**WHAT IS NEEDED**: The answer must consist of the records below, repeated exactly.

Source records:
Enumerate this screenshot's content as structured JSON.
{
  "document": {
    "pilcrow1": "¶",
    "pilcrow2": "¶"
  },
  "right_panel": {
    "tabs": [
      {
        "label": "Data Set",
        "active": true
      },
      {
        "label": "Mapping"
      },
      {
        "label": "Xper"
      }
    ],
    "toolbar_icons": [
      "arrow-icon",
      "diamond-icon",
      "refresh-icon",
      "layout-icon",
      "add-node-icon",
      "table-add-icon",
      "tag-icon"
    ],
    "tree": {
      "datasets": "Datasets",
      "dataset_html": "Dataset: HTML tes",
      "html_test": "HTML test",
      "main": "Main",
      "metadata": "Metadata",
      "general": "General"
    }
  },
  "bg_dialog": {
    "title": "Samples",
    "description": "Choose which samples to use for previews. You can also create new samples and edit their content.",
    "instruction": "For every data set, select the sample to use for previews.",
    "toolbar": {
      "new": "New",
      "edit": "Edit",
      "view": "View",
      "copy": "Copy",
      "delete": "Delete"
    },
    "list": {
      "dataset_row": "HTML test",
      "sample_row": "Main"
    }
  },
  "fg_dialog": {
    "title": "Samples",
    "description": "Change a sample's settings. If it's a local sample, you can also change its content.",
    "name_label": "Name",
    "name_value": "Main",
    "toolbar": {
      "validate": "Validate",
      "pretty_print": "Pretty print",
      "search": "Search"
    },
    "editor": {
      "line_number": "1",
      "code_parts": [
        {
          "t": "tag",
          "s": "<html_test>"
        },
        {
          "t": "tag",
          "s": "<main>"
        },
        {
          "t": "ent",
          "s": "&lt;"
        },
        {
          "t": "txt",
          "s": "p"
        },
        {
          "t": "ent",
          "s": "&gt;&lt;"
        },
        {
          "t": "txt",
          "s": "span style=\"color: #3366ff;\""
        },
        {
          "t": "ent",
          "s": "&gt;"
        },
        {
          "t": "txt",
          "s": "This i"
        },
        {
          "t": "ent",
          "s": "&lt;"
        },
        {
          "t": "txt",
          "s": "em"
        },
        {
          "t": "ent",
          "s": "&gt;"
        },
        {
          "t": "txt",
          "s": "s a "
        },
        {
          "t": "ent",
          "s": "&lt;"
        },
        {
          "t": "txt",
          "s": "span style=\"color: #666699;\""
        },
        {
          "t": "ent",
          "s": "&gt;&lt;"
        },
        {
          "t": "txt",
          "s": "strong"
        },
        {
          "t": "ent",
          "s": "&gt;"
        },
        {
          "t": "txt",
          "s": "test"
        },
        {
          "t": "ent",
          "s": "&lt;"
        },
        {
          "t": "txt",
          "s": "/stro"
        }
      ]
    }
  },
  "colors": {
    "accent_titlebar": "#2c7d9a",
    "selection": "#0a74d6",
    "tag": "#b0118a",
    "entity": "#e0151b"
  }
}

**ANSWER FOR THE TASK**:
Enumerate this screenshot's content as structured JSON.
{
  "document": {
    "pilcrow1": "¶",
    "pilcrow2": "¶"
  },
  "right_panel": {
    "tabs": [
      {
        "label": "Data Set",
        "active": true
      },
      {
        "label": "Mapping"
      },
      {
        "label": "Xper"
      }
    ],
    "toolbar_icons": [
      "arrow-icon",
      "diamond-icon",
      "refresh-icon",
      "layout-icon",
      "add-node-icon",
      "table-add-icon",
      "tag-icon"
    ],
    "tree": {
      "datasets": "Datasets",
      "dataset_html": "Dataset: HTML tes",
      "html_test": "HTML test",
      "main": "Main",
      "metadata": "Metadata",
      "general": "General"
    }
  },
  "bg_dialog": {
    "title": "Samples",
    "description": "Choose which samples to use for previews. You can also create new samples and edit their content.",
    "instruction": "For every data set, select the sample to use for previews.",
    "toolbar": {
      "new": "New",
      "edit": "Edit",
      "view": "View",
      "copy": "Copy",
      "delete": "Delete"
    },
    "list": {
      "dataset_row": "HTML test",
      "sample_row": "Main"
    }
  },
  "fg_dialog": {
    "title": "Samples",
    "description": "Change a sample's settings. If it's a local sample, you can also change its content.",
    "name_label": "Name",
    "name_value": "Main",
    "toolbar": {
      "validate": "Validate",
      "pretty_print": "Pretty print",
      "search": "Search"
    },
    "editor": {
      "line_number": "1",
      "code_parts": [
        {
          "t": "tag",
          "s": "<html_test>"
        },
        {
          "t": "tag",
          "s": "<main>"
        },
        {
          "t": "ent",
          "s": "&lt;"
        },
        {
          "t": "txt",
          "s": "p"
        },
        {
          "t": "ent",
          "s": "&gt;&lt;"
        },
        {
          "t": "txt",
          "s": "span style=\"color: #3366ff;\""
        },
        {
          "t": "ent",
          "s": "&gt;"
        },
        {
          "t": "txt",
          "s": "This i"
        },
        {
          "t": "ent",
          "s": "&lt;"
        },
        {
          "t": "txt",
          "s": "em"
        },
        {
          "t": "ent",
          "s": "&gt;"
        },
        {
          "t": "txt",
          "s": "s a "
        },
        {
          "t": "ent",
          "s": "&lt;"
        },
        {
          "t": "txt",
          "s": "span style=\"color: #666699;\""
        },
        {
          "t": "ent",
          "s": "&gt;&lt;"
        },
        {
          "t": "txt",
          "s": "strong"
        },
        {
          "t": "ent",
          "s": "&gt;"
        },
        {
          "t": "txt",
          "s": "test"
        },
        {
          "t": "ent",
          "s": "&lt;"
        },
        {
          "t": "txt",
          "s": "/stro"
        }
      ]
    }
  },
  "colors": {
    "accent_titlebar": "#2c7d9a",
    "selection": "#0a74d6",
    "tag": "#b0118a",
    "entity": "#e0151b"
  }
}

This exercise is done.